Sure, cynics could point out that social media platforms have long struggled with how to police misinformation across a variety of issues ranging from vaccine conspiracies to election meddling to teen risks. But the distortions surrounding the Israel-Hamas conflict, and the rampant anti-Semitism and Islamophobic hate they have spurred, strikes at something more fundamental.

Eighty years ago, when Allied troops liberated the emaciated, diseased skeletal survivors of Nazi concentration camps, Supreme Allied Commander General Dwight Eisenhower insisted on having international press see the horrors of the Holocaust with their own eyes to preempt the propaganda of historical denialism. As Eisenhower wrote, “the visual evidence and the verbal testimony of starvation, cruelty, and bestiality were so overpowering as to leave me sick… we made the visit deliberately in order to be in a position to give first-hand evidence of these things if ever, in the future, there develops a tendency to charge these allegations merely to ‘propaganda.’”

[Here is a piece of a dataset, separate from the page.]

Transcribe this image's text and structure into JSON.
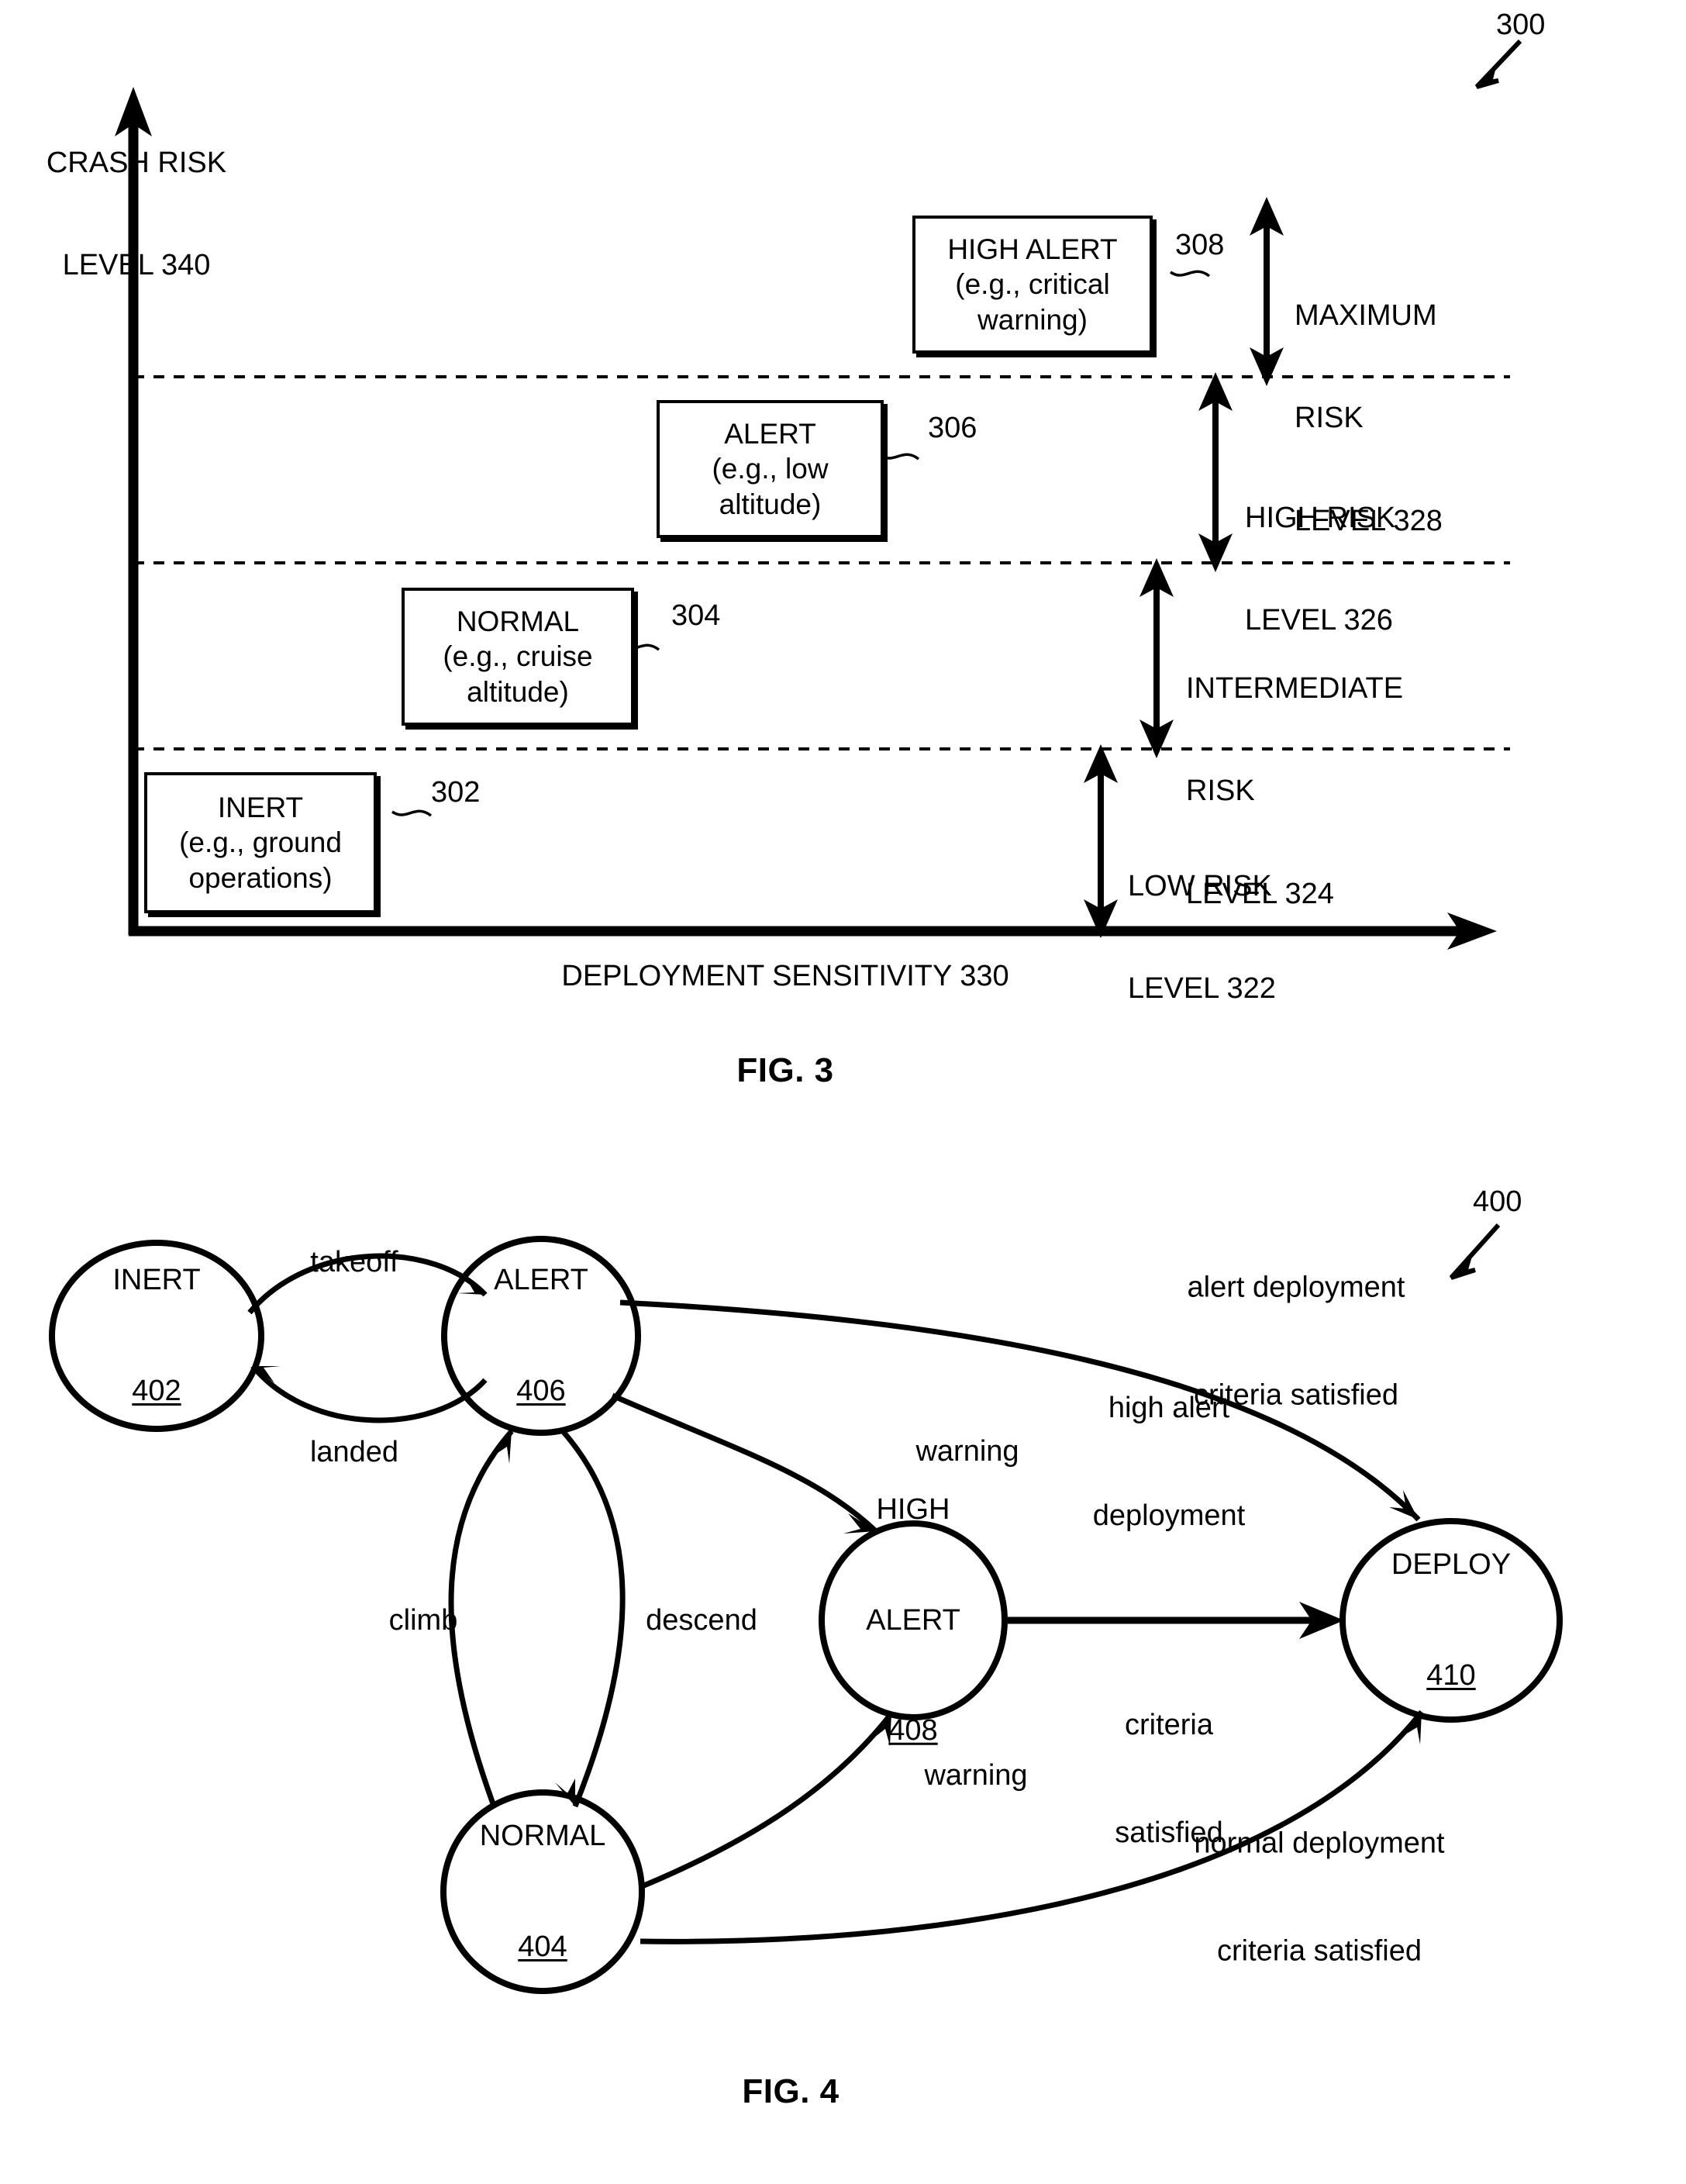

Now, with rampant denial of Hamas’ atrocities on the rise, Eisenhower’s warning seems especially prescient. This is not an abstract debate over preferred statistical methodology or about competing intellectual theories. Much as how historian Tim Snyder and Special Envoy for Antisemitism Deborah Lipstadt have called out Holocaust deniers as perpetuating fraud, or when Pulitzer Prize-winning historian David Blight called out slavery deniers as fraudulent, there is such a thing as the truth, and there is such a thing as evil. Each should be clearly recognized as such with no ambiguity.

Department: Faculty Viewpoints